- **Requirement**: Nothing should be left out: output all of the entries exactly.

Collection entries
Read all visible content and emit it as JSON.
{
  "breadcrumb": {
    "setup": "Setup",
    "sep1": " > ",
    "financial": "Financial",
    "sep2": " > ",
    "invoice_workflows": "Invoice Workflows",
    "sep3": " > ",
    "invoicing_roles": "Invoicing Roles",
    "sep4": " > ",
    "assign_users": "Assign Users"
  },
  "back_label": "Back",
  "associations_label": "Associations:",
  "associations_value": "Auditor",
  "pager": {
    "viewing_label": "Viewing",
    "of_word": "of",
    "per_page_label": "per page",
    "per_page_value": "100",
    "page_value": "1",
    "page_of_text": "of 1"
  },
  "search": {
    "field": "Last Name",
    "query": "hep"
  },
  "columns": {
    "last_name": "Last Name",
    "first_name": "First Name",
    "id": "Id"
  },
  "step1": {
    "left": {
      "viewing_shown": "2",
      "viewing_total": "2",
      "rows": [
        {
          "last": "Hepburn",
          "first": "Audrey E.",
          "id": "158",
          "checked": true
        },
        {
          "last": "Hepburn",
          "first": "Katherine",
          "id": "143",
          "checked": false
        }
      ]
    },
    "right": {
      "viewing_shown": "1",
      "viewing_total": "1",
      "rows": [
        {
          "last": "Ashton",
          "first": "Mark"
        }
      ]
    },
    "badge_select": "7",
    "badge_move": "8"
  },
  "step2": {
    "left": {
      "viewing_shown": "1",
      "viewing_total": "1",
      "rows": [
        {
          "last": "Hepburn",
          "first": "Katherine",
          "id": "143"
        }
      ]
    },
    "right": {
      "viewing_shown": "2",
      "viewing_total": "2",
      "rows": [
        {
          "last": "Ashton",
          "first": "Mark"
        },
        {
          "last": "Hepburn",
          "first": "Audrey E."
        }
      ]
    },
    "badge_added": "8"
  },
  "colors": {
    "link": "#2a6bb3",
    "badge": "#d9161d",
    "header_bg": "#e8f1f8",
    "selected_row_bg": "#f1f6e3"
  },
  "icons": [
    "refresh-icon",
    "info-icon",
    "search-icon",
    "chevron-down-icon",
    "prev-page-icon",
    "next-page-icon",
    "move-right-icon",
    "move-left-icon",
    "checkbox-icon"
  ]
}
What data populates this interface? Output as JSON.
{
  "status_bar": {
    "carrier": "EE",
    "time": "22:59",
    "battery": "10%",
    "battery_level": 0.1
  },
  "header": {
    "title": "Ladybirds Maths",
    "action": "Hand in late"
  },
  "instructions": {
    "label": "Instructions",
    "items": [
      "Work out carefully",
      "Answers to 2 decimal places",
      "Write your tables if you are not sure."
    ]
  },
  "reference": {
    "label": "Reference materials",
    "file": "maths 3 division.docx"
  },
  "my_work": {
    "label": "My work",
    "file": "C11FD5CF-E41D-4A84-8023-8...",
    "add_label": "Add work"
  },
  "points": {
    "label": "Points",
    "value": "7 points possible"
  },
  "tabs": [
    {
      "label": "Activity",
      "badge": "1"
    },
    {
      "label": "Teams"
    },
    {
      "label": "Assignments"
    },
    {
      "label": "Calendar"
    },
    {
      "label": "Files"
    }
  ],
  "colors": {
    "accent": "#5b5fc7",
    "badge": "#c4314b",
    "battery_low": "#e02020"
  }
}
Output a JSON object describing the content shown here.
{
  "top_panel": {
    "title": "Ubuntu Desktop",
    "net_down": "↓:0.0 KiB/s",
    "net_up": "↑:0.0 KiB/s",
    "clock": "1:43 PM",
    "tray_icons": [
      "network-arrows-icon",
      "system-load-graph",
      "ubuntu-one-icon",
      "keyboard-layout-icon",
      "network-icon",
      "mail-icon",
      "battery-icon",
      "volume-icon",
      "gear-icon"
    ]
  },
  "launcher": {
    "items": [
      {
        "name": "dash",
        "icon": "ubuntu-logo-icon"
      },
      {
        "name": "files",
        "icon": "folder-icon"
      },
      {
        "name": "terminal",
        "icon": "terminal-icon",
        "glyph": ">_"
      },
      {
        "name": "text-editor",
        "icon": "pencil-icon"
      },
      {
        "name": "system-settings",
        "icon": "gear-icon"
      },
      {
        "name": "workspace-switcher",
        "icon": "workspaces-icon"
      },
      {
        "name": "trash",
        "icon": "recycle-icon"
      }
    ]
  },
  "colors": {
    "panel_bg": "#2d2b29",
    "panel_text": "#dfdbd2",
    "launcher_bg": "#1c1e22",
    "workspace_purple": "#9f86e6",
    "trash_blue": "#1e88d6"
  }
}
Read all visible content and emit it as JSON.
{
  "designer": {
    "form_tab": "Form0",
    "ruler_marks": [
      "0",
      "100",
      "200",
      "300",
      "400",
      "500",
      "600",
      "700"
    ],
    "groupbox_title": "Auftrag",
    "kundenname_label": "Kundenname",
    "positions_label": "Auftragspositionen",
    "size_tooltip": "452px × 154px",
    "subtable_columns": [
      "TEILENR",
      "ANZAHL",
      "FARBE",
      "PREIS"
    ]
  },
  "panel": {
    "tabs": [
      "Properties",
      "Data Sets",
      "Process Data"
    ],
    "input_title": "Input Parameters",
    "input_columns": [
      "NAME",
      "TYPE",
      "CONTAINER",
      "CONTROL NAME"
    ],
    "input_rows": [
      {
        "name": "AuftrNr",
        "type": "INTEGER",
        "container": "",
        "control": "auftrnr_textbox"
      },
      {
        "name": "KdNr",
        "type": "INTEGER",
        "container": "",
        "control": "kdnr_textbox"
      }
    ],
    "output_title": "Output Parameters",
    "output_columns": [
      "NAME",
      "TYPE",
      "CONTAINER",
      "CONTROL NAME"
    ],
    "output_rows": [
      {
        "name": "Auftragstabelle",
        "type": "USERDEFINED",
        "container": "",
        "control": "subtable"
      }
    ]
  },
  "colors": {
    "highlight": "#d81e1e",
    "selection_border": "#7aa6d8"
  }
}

- **Solution**:
Read all visible content and emit it as JSON.
{
  "breadcrumb": {
    "setup": "Setup",
    "sep1": " > ",
    "financial": "Financial",
    "sep2": " > ",
    "invoice_workflows": "Invoice Workflows",
    "sep3": " > ",
    "invoicing_roles": "Invoicing Roles",
    "sep4": " > ",
    "assign_users": "Assign Users"
  },
  "back_label": "Back",
  "associations_label": "Associations:",
  "associations_value": "Auditor",
  "pager": {
    "viewing_label": "Viewing",
    "of_word": "of",
    "per_page_label": "per page",
    "per_page_value": "100",
    "page_value": "1",
    "page_of_text": "of 1"
  },
  "search": {
    "field": "Last Name",
    "query": "hep"
  },
  "columns": {
    "last_name": "Last Name",
    "first_name": "First Name",
    "id": "Id"
  },
  "step1": {
    "left": {
      "viewing_shown": "2",
      "viewing_total": "2",
      "rows": [
        {
          "last": "Hepburn",
          "first": "Audrey E.",
          "id": "158",
          "checked": true
        },
        {
          "last": "Hepburn",
          "first": "Katherine",
          "id": "143",
          "checked": false
        }
      ]
    },
    "right": {
      "viewing_shown": "1",
      "viewing_total": "1",
      "rows": [
        {
          "last": "Ashton",
          "first": "Mark"
        }
      ]
    },
    "badge_select": "7",
    "badge_move": "8"
  },
  "step2": {
    "left": {
      "viewing_shown": "1",
      "viewing_total": "1",
      "rows": [
        {
          "last": "Hepburn",
          "first": "Katherine",
          "id": "143"
        }
      ]
    },
    "right": {
      "viewing_shown": "2",
      "viewing_total": "2",
      "rows": [
        {
          "last": "Ashton",
          "first": "Mark"
        },
        {
          "last": "Hepburn",
          "first": "Audrey E."
        }
      ]
    },
    "badge_added": "8"
  },
  "colors": {
    "link": "#2a6bb3",
    "badge": "#d9161d",
    "header_bg": "#e8f1f8",
    "selected_row_bg": "#f1f6e3"
  },
  "icons": [
    "refresh-icon",
    "info-icon",
    "search-icon",
    "chevron-down-icon",
    "prev-page-icon",
    "next-page-icon",
    "move-right-icon",
    "move-left-icon",
    "checkbox-icon"
  ]
}
What data populates this interface? Output as JSON.
{
  "status_bar": {
    "carrier": "EE",
    "time": "22:59",
    "battery": "10%",
    "battery_level": 0.1
  },
  "header": {
    "title": "Ladybirds Maths",
    "action": "Hand in late"
  },
  "instructions": {
    "label": "Instructions",
    "items": [
      "Work out carefully",
      "Answers to 2 decimal places",
      "Write your tables if you are not sure."
    ]
  },
  "reference": {
    "label": "Reference materials",
    "file": "maths 3 division.docx"
  },
  "my_work": {
    "label": "My work",
    "file": "C11FD5CF-E41D-4A84-8023-8...",
    "add_label": "Add work"
  },
  "points": {
    "label": "Points",
    "value": "7 points possible"
  },
  "tabs": [
    {
      "label": "Activity",
      "badge": "1"
    },
    {
      "label": "Teams"
    },
    {
      "label": "Assignments"
    },
    {
      "label": "Calendar"
    },
    {
      "label": "Files"
    }
  ],
  "colors": {
    "accent": "#5b5fc7",
    "badge": "#c4314b",
    "battery_low": "#e02020"
  }
}
Output a JSON object describing the content shown here.
{
  "top_panel": {
    "title": "Ubuntu Desktop",
    "net_down": "↓:0.0 KiB/s",
    "net_up": "↑:0.0 KiB/s",
    "clock": "1:43 PM",
    "tray_icons": [
      "network-arrows-icon",
      "system-load-graph",
      "ubuntu-one-icon",
      "keyboard-layout-icon",
      "network-icon",
      "mail-icon",
      "battery-icon",
      "volume-icon",
      "gear-icon"
    ]
  },
  "launcher": {
    "items": [
      {
        "name": "dash",
        "icon": "ubuntu-logo-icon"
      },
      {
        "name": "files",
        "icon": "folder-icon"
      },
      {
        "name": "terminal",
        "icon": "terminal-icon",
        "glyph": ">_"
      },
      {
        "name": "text-editor",
        "icon": "pencil-icon"
      },
      {
        "name": "system-settings",
        "icon": "gear-icon"
      },
      {
        "name": "workspace-switcher",
        "icon": "workspaces-icon"
      },
      {
        "name": "trash",
        "icon": "recycle-icon"
      }
    ]
  },
  "colors": {
    "panel_bg": "#2d2b29",
    "panel_text": "#dfdbd2",
    "launcher_bg": "#1c1e22",
    "workspace_purple": "#9f86e6",
    "trash_blue": "#1e88d6"
  }
}
Read all visible content and emit it as JSON.
{
  "designer": {
    "form_tab": "Form0",
    "ruler_marks": [
      "0",
      "100",
      "200",
      "300",
      "400",
      "500",
      "600",
      "700"
    ],
    "groupbox_title": "Auftrag",
    "kundenname_label": "Kundenname",
    "positions_label": "Auftragspositionen",
    "size_tooltip": "452px × 154px",
    "subtable_columns": [
      "TEILENR",
      "ANZAHL",
      "FARBE",
      "PREIS"
    ]
  },
  "panel": {
    "tabs": [
      "Properties",
      "Data Sets",
      "Process Data"
    ],
    "input_title": "Input Parameters",
    "input_columns": [
      "NAME",
      "TYPE",
      "CONTAINER",
      "CONTROL NAME"
    ],
    "input_rows": [
      {
        "name": "AuftrNr",
        "type": "INTEGER",
        "container": "",
        "control": "auftrnr_textbox"
      },
      {
        "name": "KdNr",
        "type": "INTEGER",
        "container": "",
        "control": "kdnr_textbox"
      }
    ],
    "output_title": "Output Parameters",
    "output_columns": [
      "NAME",
      "TYPE",
      "CONTAINER",
      "CONTROL NAME"
    ],
    "output_rows": [
      {
        "name": "Auftragstabelle",
        "type": "USERDEFINED",
        "container": "",
        "control": "subtable"
      }
    ]
  },
  "colors": {
    "highlight": "#d81e1e",
    "selection_border": "#7aa6d8"
  }
}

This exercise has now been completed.